The surgery was long and complicated. Then Dr. Murano had to take the patient back to the OR for bleeding. It was well after midnight when he got home. ICU nurse kept calling him with the updates and it didn’t sound like his patient was stable. Blood pressure was low, heart didn’t beat properly and intraaortic balloon couldn’t be put in synch with the its erratic contractions. The patient was fighting the ventilator and the sedative dropped his blood pressure even more. And then there was no urine output and it looked as now the kidneys were shutting down. Jack didn’t sleep entire night and at six in the morning, while driving back to the hospital, he was thinking of the case.
The surgery was done technically well and there was no major surprises. He couldn’t recall any major mistakes. There was nothing he thought of he could have done differently. The patient was old and frail and just didn’t respond to surgery well. The next twenty-four hours will be critical and he will see if the patient will turn the corner and start to recover.
In ICU he spoke with Dara, the nurse working with his patient.
“He is on the ventilator, has an intraaortic balloon in and looks like we soon will have to dialyse him.” Dara was an experienced nurse and Jack liked working with her. “Where do you get all these interesting cases from, Dr. Murano? Could you give some of them to your partners?” They were good friends.
“I know, Dara. Sometimes it feels like I have a magnet for them.” Jack thought for a second.
“Do you know, Dara, what’s the definition of an interesting case?” She looked at him not knowing what to think. It was early in the morning and she was overwhelmed with all the work she had to do with his patient during her shift.
“The interesting case is the case someone else has problems with.” She knew it, she’s seen many of them.
If there will be no improvement by tomorrow, he will have to have a meeting with the family, discuss plans for the future and talk about their options. The most important thing will be to find what their expectations are.
By the next morning there was no improvement and they put the dialysis machine in his ICU room.
Jack scheduled family meeting in his office after the afternoon patients.
After the last patient had left, his patient’s daughter and son entered the office. They were quiet and really not sure what to expect.
“How is my father doing?” son seemed little unnerved. He really didn’t expect all the tubes in the patient’s body and the machines taking the free space in his room.
“Well,” Jack started, “his kidneys are not working well and we will have to start the dialysis today.”
The son was not happy and it showed. He was moving in his chair, sitting deep and then back to the edge. His hands were restless and his face worried. The sister was quiet and more composed.
“We are doing everything necessary, but he is responding poorly. His heart, lungs and kidneys are failing and he is critical.” Jack was looking at their faces and trying to gauge the responses.
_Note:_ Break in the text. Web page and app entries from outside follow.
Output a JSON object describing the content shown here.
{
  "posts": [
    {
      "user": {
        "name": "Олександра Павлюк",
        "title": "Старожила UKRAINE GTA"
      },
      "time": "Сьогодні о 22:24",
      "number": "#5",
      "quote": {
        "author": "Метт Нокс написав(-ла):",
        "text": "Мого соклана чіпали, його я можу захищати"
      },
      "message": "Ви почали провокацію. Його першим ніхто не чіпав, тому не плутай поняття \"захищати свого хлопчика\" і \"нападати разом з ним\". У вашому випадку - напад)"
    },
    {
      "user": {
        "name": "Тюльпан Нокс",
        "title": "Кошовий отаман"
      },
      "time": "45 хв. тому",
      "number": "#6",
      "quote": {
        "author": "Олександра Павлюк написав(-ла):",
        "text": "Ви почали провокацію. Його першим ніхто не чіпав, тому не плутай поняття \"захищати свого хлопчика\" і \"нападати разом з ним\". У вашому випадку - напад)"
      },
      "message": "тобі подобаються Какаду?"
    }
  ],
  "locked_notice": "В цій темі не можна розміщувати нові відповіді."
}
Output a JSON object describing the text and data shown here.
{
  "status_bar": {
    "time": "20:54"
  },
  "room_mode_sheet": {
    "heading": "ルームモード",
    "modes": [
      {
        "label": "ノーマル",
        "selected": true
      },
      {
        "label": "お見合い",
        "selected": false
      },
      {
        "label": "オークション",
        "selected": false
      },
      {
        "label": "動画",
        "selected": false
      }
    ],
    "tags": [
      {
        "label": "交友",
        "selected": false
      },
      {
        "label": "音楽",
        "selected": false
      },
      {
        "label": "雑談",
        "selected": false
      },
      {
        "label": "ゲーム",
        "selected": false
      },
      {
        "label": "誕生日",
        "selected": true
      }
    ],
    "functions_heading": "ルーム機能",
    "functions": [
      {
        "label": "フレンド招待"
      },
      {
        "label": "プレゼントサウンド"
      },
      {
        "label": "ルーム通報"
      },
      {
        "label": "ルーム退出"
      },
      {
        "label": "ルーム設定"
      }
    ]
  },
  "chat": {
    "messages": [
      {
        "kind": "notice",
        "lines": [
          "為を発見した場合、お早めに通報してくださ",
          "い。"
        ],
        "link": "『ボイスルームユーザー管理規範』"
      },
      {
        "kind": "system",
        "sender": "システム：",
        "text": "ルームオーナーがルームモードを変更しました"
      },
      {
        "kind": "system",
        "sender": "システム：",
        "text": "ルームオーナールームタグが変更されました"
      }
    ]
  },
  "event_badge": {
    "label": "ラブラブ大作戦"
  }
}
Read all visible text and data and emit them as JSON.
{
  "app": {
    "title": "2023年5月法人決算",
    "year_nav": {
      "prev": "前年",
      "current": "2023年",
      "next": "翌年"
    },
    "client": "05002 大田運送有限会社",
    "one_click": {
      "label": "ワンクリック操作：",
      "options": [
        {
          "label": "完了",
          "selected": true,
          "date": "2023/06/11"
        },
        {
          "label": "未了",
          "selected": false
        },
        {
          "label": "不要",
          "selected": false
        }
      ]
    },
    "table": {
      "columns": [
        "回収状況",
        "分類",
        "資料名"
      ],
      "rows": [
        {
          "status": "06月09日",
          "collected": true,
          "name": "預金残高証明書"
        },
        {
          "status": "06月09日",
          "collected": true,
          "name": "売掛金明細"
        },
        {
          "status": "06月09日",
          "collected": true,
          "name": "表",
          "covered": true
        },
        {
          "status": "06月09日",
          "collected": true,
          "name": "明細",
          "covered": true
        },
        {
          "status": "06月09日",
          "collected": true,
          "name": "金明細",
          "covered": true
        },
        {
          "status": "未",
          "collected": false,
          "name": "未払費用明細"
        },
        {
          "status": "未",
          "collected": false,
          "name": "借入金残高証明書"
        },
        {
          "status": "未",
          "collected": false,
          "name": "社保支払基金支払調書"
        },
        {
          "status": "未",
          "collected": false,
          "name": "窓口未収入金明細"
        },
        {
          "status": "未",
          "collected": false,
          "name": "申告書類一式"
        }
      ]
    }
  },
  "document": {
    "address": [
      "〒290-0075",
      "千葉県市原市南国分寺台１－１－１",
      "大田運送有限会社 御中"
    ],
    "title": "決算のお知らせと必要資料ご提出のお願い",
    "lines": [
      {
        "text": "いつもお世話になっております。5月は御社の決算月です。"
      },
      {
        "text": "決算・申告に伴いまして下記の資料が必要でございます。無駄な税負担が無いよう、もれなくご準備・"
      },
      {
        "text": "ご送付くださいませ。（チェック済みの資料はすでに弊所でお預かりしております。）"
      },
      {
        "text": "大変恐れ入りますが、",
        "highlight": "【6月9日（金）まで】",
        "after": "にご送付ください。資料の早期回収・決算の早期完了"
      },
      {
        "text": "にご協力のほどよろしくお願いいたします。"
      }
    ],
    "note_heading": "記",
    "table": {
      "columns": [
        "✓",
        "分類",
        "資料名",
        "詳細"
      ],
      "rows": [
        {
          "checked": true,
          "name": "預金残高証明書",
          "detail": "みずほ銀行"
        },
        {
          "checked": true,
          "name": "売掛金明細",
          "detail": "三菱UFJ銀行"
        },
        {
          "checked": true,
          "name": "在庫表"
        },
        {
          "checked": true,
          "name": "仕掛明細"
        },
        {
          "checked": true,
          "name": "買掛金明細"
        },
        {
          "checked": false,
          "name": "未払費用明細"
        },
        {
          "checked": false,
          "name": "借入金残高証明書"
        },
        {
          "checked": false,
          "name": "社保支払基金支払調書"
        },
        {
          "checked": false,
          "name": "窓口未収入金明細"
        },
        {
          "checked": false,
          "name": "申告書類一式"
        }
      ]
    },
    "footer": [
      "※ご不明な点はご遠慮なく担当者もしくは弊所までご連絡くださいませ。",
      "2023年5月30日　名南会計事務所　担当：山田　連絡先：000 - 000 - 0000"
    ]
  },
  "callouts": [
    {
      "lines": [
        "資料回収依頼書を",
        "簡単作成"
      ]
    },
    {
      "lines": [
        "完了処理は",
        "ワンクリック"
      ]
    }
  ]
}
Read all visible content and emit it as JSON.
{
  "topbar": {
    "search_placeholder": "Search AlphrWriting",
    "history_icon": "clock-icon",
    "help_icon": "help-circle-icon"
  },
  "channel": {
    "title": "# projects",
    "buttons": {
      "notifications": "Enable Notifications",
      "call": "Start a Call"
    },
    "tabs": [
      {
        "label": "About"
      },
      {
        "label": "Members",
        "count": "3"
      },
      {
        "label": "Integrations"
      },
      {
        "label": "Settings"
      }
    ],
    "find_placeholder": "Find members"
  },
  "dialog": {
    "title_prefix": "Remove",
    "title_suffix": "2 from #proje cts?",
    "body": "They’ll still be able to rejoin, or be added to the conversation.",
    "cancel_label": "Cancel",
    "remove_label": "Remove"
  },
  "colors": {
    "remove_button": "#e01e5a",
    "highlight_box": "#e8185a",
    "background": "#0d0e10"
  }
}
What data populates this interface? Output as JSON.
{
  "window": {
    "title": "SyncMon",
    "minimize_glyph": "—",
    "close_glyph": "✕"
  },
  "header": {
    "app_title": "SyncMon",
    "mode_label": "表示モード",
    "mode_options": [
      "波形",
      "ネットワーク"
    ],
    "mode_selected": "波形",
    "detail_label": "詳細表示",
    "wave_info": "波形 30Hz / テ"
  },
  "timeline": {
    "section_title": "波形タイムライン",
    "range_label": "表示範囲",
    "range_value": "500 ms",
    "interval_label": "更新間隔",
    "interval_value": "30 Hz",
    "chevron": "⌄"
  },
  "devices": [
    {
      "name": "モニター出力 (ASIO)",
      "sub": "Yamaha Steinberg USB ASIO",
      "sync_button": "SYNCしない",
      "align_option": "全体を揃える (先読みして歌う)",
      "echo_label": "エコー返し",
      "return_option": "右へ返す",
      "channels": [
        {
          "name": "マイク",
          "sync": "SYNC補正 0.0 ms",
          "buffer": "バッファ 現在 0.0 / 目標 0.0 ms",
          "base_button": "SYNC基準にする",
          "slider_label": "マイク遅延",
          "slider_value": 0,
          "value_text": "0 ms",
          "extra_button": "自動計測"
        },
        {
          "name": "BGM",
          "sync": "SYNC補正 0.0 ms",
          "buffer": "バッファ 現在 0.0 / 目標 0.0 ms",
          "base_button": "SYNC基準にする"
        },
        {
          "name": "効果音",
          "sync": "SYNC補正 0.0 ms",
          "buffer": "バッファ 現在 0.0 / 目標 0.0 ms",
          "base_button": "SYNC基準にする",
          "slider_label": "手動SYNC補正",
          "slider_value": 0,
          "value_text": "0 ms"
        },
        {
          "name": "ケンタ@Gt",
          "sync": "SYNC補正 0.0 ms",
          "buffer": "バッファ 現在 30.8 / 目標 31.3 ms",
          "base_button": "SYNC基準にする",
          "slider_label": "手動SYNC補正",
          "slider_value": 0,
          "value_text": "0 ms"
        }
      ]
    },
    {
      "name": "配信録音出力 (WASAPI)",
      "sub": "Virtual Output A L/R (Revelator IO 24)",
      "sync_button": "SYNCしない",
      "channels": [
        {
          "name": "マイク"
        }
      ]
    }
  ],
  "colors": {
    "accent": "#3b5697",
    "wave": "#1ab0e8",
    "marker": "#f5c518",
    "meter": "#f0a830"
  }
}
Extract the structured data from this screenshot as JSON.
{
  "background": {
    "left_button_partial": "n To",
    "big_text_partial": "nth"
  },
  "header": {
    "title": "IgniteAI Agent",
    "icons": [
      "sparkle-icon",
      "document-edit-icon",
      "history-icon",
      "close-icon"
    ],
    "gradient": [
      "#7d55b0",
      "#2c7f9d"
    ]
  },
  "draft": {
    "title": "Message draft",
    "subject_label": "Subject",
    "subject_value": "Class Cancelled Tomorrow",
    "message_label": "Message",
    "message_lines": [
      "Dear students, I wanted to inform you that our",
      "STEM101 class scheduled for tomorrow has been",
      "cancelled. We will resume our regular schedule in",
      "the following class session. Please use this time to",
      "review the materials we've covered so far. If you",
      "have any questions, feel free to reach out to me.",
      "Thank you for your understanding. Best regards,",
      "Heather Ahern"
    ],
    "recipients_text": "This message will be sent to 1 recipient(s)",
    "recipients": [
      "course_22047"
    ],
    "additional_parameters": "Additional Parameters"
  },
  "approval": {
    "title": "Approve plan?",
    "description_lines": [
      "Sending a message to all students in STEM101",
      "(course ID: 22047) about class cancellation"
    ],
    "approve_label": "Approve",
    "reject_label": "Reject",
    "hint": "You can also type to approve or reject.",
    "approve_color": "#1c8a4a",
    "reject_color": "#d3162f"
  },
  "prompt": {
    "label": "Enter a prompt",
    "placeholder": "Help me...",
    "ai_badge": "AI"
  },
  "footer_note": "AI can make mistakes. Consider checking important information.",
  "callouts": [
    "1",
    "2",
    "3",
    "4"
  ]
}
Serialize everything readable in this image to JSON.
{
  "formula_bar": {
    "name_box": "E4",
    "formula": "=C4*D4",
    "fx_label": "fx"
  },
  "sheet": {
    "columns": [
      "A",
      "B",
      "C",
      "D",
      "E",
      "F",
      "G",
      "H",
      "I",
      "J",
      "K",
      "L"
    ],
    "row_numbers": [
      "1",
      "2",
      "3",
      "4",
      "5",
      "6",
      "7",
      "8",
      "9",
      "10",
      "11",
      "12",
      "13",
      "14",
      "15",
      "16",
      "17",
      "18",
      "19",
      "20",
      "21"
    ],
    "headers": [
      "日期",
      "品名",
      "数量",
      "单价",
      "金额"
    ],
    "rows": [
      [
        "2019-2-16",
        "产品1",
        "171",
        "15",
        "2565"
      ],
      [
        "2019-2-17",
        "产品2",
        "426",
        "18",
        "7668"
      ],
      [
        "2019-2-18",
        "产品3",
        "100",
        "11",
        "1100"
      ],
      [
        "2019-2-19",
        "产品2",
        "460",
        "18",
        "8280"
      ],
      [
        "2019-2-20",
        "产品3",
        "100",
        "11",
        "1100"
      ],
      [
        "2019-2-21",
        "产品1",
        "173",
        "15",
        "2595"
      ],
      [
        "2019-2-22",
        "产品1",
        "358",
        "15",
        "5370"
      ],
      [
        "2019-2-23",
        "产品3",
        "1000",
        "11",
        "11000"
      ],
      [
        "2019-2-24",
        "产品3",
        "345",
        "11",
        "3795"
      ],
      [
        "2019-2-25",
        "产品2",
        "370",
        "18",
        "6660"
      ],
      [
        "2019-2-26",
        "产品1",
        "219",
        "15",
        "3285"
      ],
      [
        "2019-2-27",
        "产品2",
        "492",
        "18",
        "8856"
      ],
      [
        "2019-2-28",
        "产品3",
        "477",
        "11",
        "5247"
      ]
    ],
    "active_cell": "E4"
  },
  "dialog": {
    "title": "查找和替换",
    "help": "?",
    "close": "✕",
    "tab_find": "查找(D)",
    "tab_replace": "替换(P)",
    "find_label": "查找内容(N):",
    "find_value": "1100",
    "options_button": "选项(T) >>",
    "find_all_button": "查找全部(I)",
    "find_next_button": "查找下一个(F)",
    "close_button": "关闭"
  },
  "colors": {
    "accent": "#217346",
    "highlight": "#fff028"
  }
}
The woman was sitting still with her head down, her brother was agitated, fidgeting on his chair with an angry look on his face.
“Is there any hope?” She finally broke the silence.
“The hope is always there.” Jack said in a soft voice. The daughter’s face lit up some. “But I want to talk to you about what to do if there will be no improvement in your father’s condition.”
They looked at each other and then the daughter dropped head looking at her feet.
“What do you mean?” The son blurted out and suddenly became still.
“Well, in the case, when there will be no improvement, how long do you want us to keep him on the machines?” Jack thought he gave them an idea.
“What do you mean? You want us to stop the life support?” son was getting more angry.
“I want you to think how long do you want him to be kept alive by the machines, just in case when there will be no improvement,” Jack was getting more specific.
“Never!” the son was irate, “I will never allow to stop the machines and let my father die.” He was again agitated. “I want to do everything humanly possible to save my father!”
His sister looked at him.
“You just feel guilty for not spending enough time with him,” she said quietly. “Now you want to show that you care.”
He looked at her. “You were always a daddy’s girl, you should fight for him too.”
“I think the time for that was when he was alive.”
“He is not dead yet.”
“You know what I mean.” She was composed, but Jack could see her eyes welling.
Jack looked at them.
It’s going to be a long and windy road, he thought.